After fixing a flat tire at the Devils Backbone State Park, the eastern terminus of the River to River Trail (and where I had left the car for those 2 weeks), I drove straight on up towards Rothschild, WI for the first few days of the Ice Age Trail Conference, making sure to stop in New Glarus, WI to visit the New Glarus Brewing Company, get a much needed shower, and sleep in a bed at a motel.

A short drive the next day and I was meeting and talking with lots of very interesting folks who absolutely love hiking trails. It was a nice change of pace after hiking for days on end. At the trail conference I felt at home in the hiking community. I got to share my adventures, network with some amazing people, learn about the conditions I will encounter on my Ice Age Trail winter thru-hike, eat a ton of great food, and even hike some small sections of the Ice Age Trail.

Even in April the trail remains snow covered and it even snowed lightly on one of the outings! Foreshadowing to a rough winter ahead I suppose. 

The people I met and conversations I had rejuvenated my hope that I can accomplish my goal. The Ice Age Trail has a tightly-knit community of trail stewards who are more than willing to help out in any way they can. This will keep my doubts at bay as I move forward, or at least help.
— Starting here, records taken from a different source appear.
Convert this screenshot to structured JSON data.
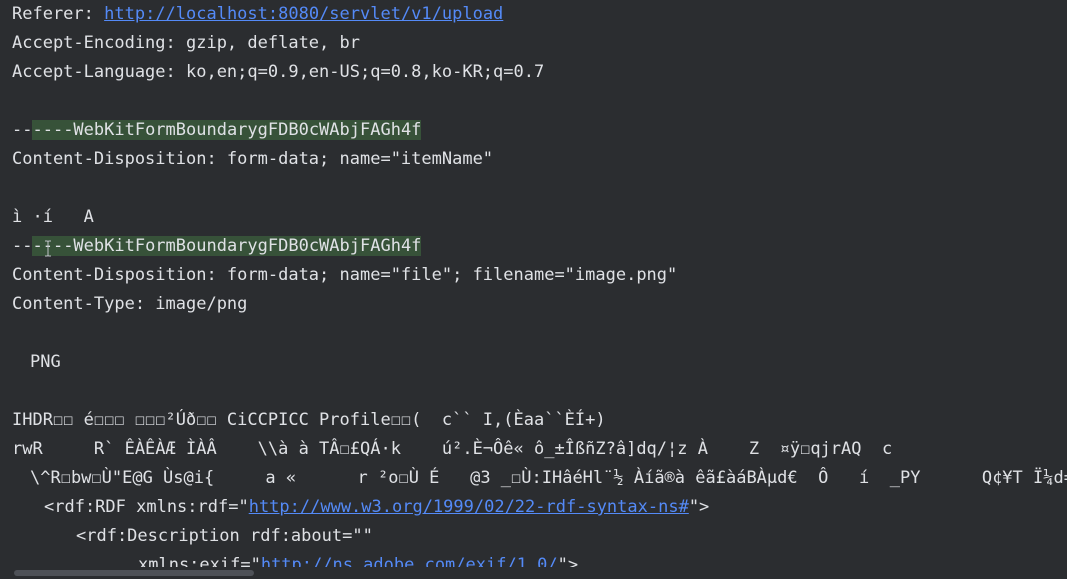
{
  "request_headers": {
    "referer_key": "Referer: ",
    "referer_url": "http://localhost:8080/servlet/v1/upload",
    "accept_encoding": "Accept-Encoding: gzip, deflate, br",
    "accept_language": "Accept-Language: ko,en;q=0.9,en-US;q=0.8,ko-KR;q=0.7"
  },
  "boundary": {
    "prefix": "--",
    "token": "----WebKitFormBoundarygFDB0cWAbjFAGh4f"
  },
  "part_item_name": {
    "disposition": "Content-Disposition: form-data; name=\"itemName\"",
    "value": "ì ·í   A"
  },
  "part_file": {
    "disposition": "Content-Disposition: form-data; name=\"file\"; filename=\"image.png\"",
    "content_type": "Content-Type: image/png"
  },
  "binary_preview": {
    "png_signature": "PNG",
    "line1": "IHDR☐☐ é☐☐☐ ☐☐☐²Úð☐☐ CiCCPICC Profile☐☐(  c`` I,(Èaa``ÈÍ+)",
    "line2": "rwR     R` ÊÀÊÀÆ ÌÀÂ    \\\\à à TÂ☐£QÁ·k    ú².È¬Ôê« ô_±ÎßñZ?â]dq/¦z À    Z  ¤ÿ☐qjrAQ  c",
    "line3": "\\^R☐bw☐Ù\"E@G Ùs@i{     a «      r ²o☐Ù É   @3 _☐Ù:IHâéHl¨½ Àíã®à êã£àáBÀµd€  Ô   í  _PY      Q¢¥T Ï¼d=##C"
  },
  "xmp": {
    "rdf_open_prefix": "<rdf:RDF xmlns:rdf=\"",
    "rdf_ns_url": "http://www.w3.org/1999/02/22-rdf-syntax-ns#",
    "rdf_open_suffix": "\">",
    "description_open": "<rdf:Description rdf:about=\"\"",
    "exif_prefix": "xmlns:exif=\"",
    "exif_url": "http://ns.adobe.com/exif/1.0/",
    "exif_suffix": "\">"
  },
  "colors": {
    "background": "#2b2d30",
    "text": "#dfe1e5",
    "link": "#548af7",
    "boundary_highlight": "#375239"
  },
  "icons": {
    "text_cursor": "i-beam-cursor-icon"
  }
}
I suppose I'll let them know I'm coming through. 

Hiking the River to River Trail

The E-town River Restaurant at the half way point of my hike. Perfect!
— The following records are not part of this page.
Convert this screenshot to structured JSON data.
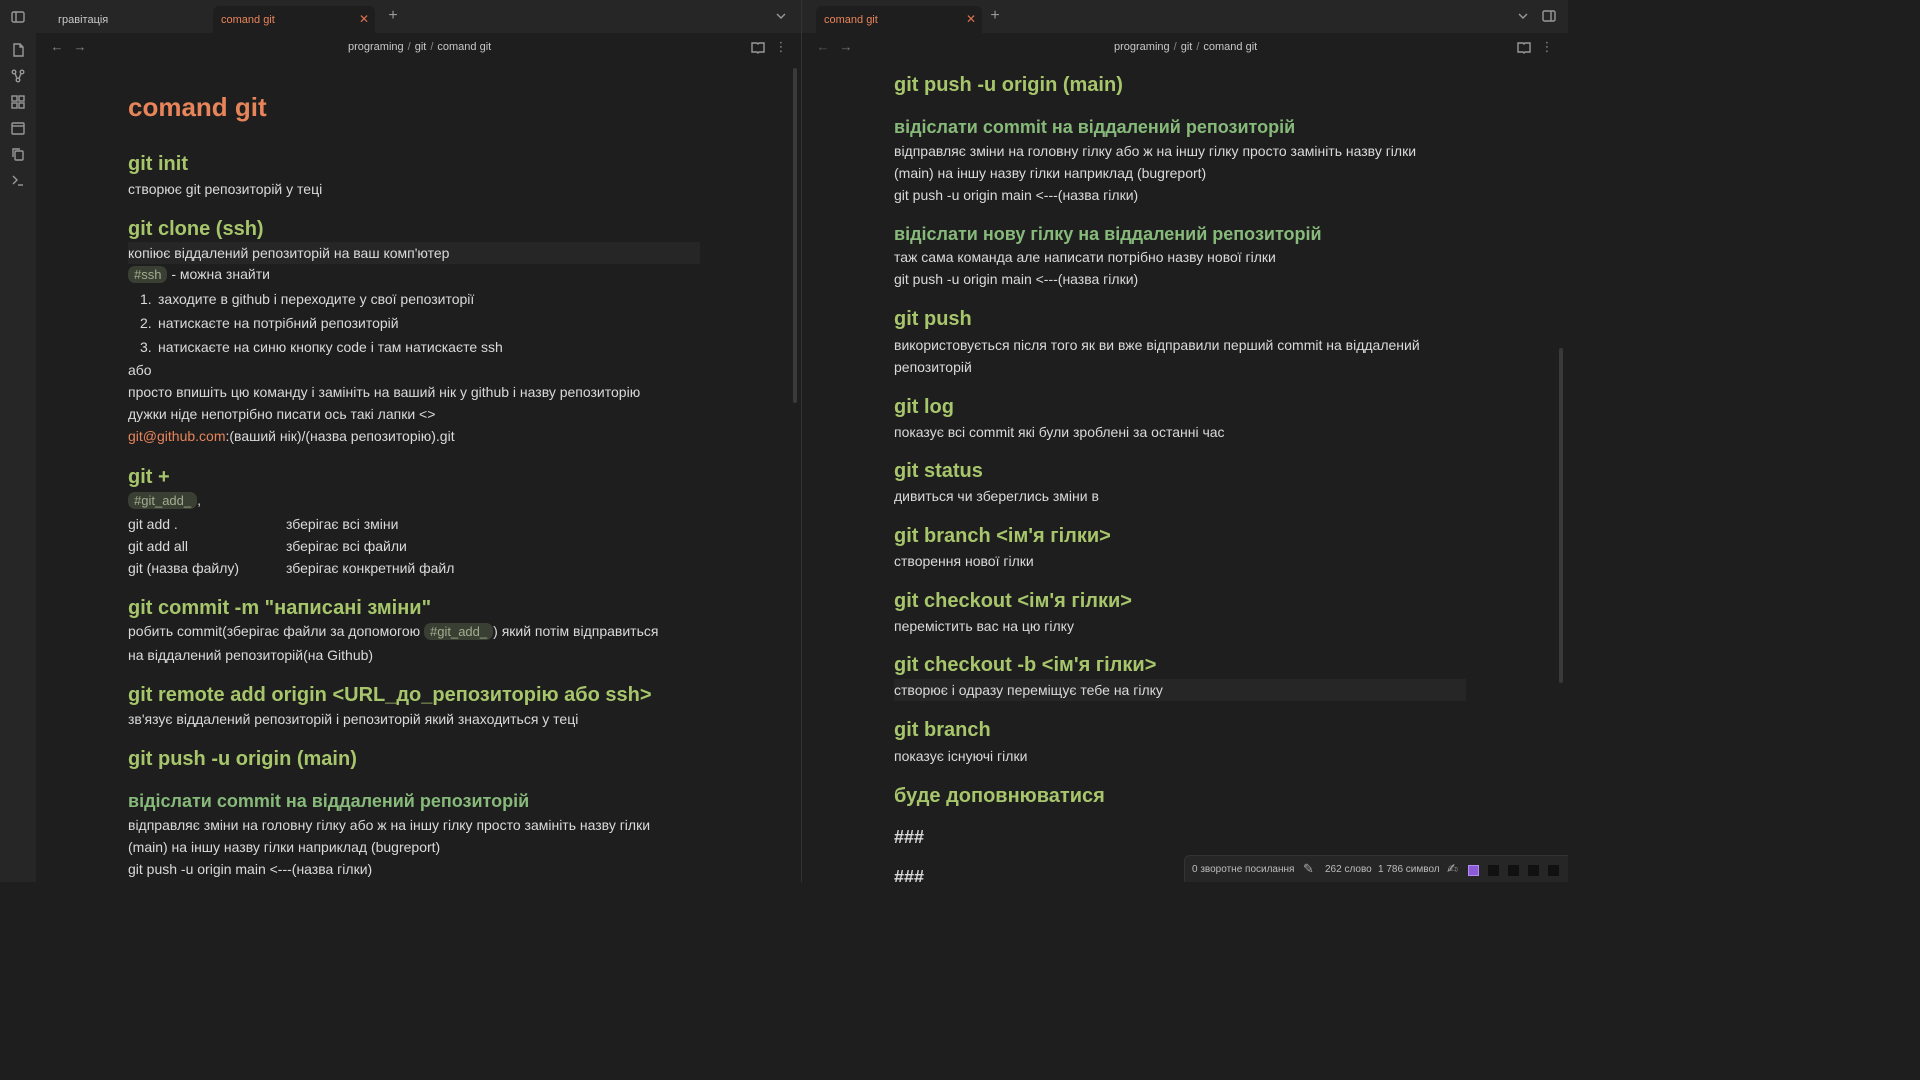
{
  "ribbon": {
    "icons": [
      "panel-toggle-icon",
      "files-icon",
      "graph-icon",
      "canvas-icon",
      "calendar-icon",
      "copy-icon",
      "terminal-icon"
    ]
  },
  "left": {
    "tabs": [
      {
        "label": "гравітація"
      },
      {
        "label": "comand git"
      }
    ],
    "breadcrumb": [
      "programing",
      "git",
      "comand git"
    ],
    "title": "comand git",
    "init": {
      "heading": "git init",
      "desc": "створює git репозиторій у теці"
    },
    "clone": {
      "heading": "git clone (ssh)",
      "desc": "копіює віддалений репозиторій на ваш комп'ютер",
      "tag": "#ssh",
      "tag_after": " - можна знайти",
      "steps": [
        {
          "n": "1.",
          "text": "заходите в github і переходите у свої репозиторії"
        },
        {
          "n": "2.",
          "text": "натискаєте на потрібний репозиторій"
        },
        {
          "n": "3.",
          "text": "натискаєте на синю кнопку code і там натискаєте ssh"
        }
      ],
      "or": "або",
      "line1": "просто впишіть цю команду і замініть на ваший нік у github і назву репозиторію",
      "line2": "дужки ніде непотрібно писати ось такі лапки <>",
      "link": "git@github.com",
      "link_after": ":(ваший нік)/(назва репозиторію).git"
    },
    "add": {
      "heading": "git +",
      "tag": "#git_add_",
      "tag_after": ",",
      "rows": [
        {
          "cmd": "git add .",
          "desc": "зберігає всі зміни"
        },
        {
          "cmd": "git add all",
          "desc": "зберігає всі файли"
        },
        {
          "cmd": "git (назва файлу)",
          "desc": "зберігає конкретний файл"
        }
      ]
    },
    "commit": {
      "heading": "git commit -m \"написані зміни\"",
      "before": "робить commit(зберігає файли за допомогою ",
      "tag": "#git_add_",
      "after": ") який потім відправиться",
      "line2": "на віддалений репозиторій(на Github)"
    },
    "remote": {
      "heading": "git remote add origin <URL_до_репозиторію або ssh>",
      "desc": "зв'язує віддалений репозиторій і репозиторій який знаходиться у теці"
    },
    "push": {
      "heading": "git push -u origin (main)",
      "sub": "відіслати commit на віддалений репозиторій",
      "line1": "відправляє зміни на головну гілку або ж на іншу гілку просто замініть  назву гілки",
      "line2": "(main) на іншу назву гілки наприклад (bugreport)",
      "line3": "git push -u origin main  <---(назва гілки)"
    }
  },
  "right": {
    "tabs": [
      {
        "label": "comand git"
      }
    ],
    "breadcrumb": [
      "programing",
      "git",
      "comand git"
    ],
    "push": {
      "heading": "git push -u origin (main)",
      "sub": "відіслати commit на віддалений репозиторій",
      "line1": "відправляє зміни на головну гілку або ж на іншу гілку просто замініть  назву гілки",
      "line2": "(main) на іншу назву гілки наприклад (bugreport)",
      "line3": "git push -u origin main  <---(назва гілки)"
    },
    "newbranch": {
      "sub": "відіслати нову гілку на віддалений репозиторій",
      "line1": "таж сама команда але написати потрібно назву нової гілки",
      "line2": "git push -u origin main  <---(назва гілки)"
    },
    "gpush": {
      "heading": "git push",
      "line1": "використовується після того як ви вже відправили перший commit на віддалений",
      "line2": "репозиторій"
    },
    "log": {
      "heading": "git log",
      "desc": "показує всі commit які були зроблені за останні час"
    },
    "status": {
      "heading": "git status",
      "desc": "дивиться чи зберeглись зміни в"
    },
    "branch_new": {
      "heading": "git branch <ім'я гілки>",
      "desc": "створення нової гілки"
    },
    "checkout": {
      "heading": "git checkout <ім'я гілки>",
      "desc": "перемістить вас на цю гілку"
    },
    "checkout_b": {
      "heading": "git checkout -b <ім'я гілки>",
      "desc": "створює і одразу переміщує тебе на гілку"
    },
    "branch": {
      "heading": "git branch",
      "desc": "показує існуючі гілки"
    },
    "more": {
      "heading": "буде доповнюватися"
    },
    "hash1": "###",
    "hash2": "###"
  },
  "statusbar": {
    "backlinks": "0 зворотне посилання",
    "words": "262 слово",
    "chars": "1 786 символ"
  },
  "colors": {
    "accent": "#e8845a",
    "heading": "#a7c66b",
    "subheading": "#86b97a",
    "background": "#1e1e1e"
  }
}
The E-town River Restaurant at the half way point of my hike. Perfect!

A surprisingly difficult journey on the River to River trail has ended in success! Each hike I complete turns out to be WAY different than I had expected it to be. That's some of the mystique of long distance hiking. A wise man said it well: 

In every walk with Nature one receives far more than he seeks.
— Muir

I'm glad to be back home (electricity, beds, cars and friends abound!) and have jumped right back into the swing of things with hardly any time to bring my head up for air. Life is simpler on the trail; it's getting on and off the trail that can be hectic. Work, work, work to save money, money, money to go hike, hike, hike. C'est la vie. 

I'm all moved into a new place and ready to get back into some trip planning and steady grindin'. But before we jump into whats ahead, let's look back at Southern Illinois and the tough and muddy, sometimes-paved, sometimes-wilderness experience on the River to River Trail.

Off-trail camp somewhere in the Lusk Creek Wilderness. 

Off-trail camp somewhere in the Lusk Creek Wilderness. 

The River to River trail yo-yo challenged me in ways I didn't expect. Wet feet every day but one, road walking for nearly half of the route, and shared use with equestrians and ATV's (which can obliterate the trail) makes for unpleasant hiking at times. Blazing wasn't always straightforward (although overall it is pretty dang well marked), and I always felt like it was taking longer to get down the trail, like the mileage numbers were too small (although I now believe it to have been the abundance of difficult tread). 

But the soft, rolling hills and quiet forests brought peace to me on my hike. I was happy with my gear choices and overall logistical preparation. Some moments still stick out in my mind: pausing for minutes to hear nothing but the wind in the leaves, run-ins with friendly, generous and interesting folks along the trail, bacon cheeseburgers with onion rings at a restaurant that floats on the Ohio river. Of course there's more, but that stuff's for me. If you want all the good stuff from a hike, you gotta be there yourself and take all the bad along with it. 

For those of you who may be interested, an updated gear list with post-trip comments can be downloaded here

A natural arch in Ferne Clyff State Park. 

A natural arch in Ferne Clyff State Park. 

Its been over a month since I finished my relatively short "jaunt" on the River to River trail but it feels like just the other day. Those 13 days on the trail trump the 30+ days I've been back in terms of scenery, experience, and serenity, making it easy to be glad I hiked it. This trail is rather well known around its area, but remains an otherwise overlooked treasure chest of the US.

Check out lots more pictures and information on the River to River Trail Yo-yo page.